START Data

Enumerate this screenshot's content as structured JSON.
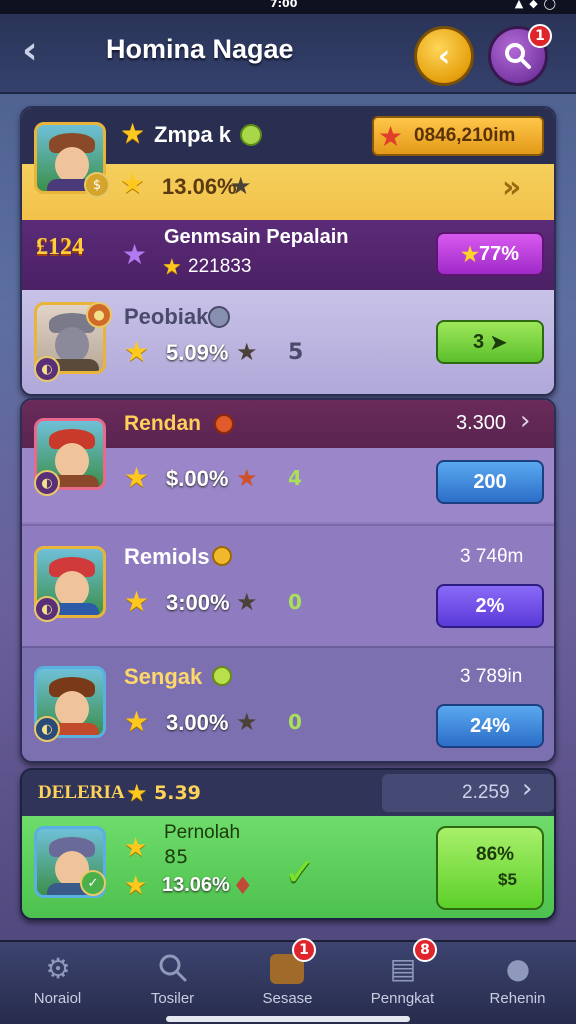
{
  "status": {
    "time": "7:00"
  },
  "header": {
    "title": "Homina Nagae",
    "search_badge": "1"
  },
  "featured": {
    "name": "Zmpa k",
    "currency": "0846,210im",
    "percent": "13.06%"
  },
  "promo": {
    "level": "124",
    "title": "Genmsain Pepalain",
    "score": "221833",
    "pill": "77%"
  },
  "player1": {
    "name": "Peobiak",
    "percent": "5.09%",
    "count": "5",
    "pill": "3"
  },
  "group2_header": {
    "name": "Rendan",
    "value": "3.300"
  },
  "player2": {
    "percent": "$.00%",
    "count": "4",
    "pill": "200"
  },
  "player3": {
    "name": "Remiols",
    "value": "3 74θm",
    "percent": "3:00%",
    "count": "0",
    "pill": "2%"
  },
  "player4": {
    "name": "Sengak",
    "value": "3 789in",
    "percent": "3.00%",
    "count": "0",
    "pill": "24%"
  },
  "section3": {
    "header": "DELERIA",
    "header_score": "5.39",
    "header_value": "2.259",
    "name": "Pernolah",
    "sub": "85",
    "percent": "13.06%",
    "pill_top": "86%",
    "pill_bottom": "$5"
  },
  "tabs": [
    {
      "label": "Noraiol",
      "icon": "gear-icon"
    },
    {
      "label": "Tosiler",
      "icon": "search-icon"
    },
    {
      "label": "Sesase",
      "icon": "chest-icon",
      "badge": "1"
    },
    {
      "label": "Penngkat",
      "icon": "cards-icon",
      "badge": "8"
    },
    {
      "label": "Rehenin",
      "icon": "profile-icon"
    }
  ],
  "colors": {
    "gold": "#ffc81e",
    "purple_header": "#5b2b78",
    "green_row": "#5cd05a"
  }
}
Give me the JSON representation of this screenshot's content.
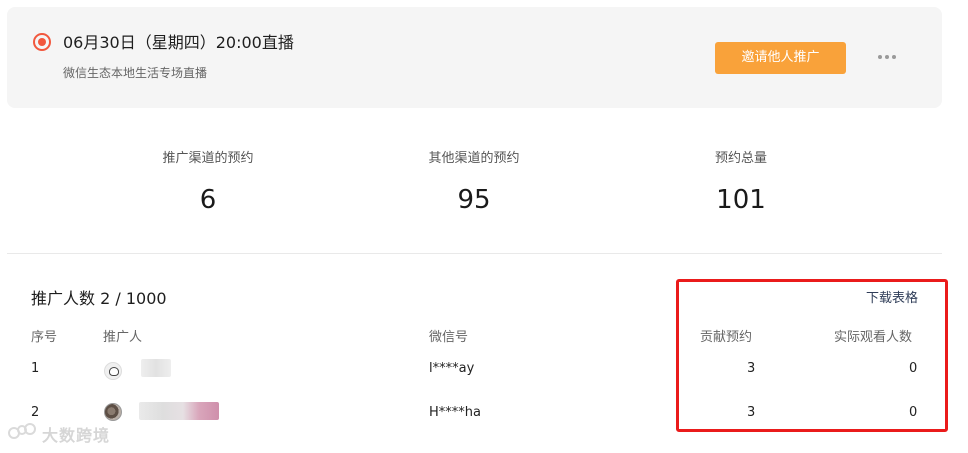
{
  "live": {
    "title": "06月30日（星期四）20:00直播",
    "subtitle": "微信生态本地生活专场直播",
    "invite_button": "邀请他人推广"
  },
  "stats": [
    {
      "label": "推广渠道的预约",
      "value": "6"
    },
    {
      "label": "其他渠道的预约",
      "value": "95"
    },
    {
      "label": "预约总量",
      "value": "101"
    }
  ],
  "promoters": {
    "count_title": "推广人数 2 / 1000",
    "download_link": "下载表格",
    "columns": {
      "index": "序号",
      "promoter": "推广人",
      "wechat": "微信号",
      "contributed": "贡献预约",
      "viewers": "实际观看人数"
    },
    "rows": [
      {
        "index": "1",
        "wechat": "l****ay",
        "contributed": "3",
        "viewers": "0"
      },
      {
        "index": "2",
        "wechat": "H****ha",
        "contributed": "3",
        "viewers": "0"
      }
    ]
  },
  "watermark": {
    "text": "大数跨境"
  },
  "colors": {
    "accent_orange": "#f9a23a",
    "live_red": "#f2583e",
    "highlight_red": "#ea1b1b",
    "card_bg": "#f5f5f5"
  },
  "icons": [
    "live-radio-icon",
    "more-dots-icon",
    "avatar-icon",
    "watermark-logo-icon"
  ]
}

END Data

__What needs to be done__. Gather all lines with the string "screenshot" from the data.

__Exercise solution__.
Enumerate this screenshot's content as structured JSON.
Give me the JSON representation of this screenshot's content.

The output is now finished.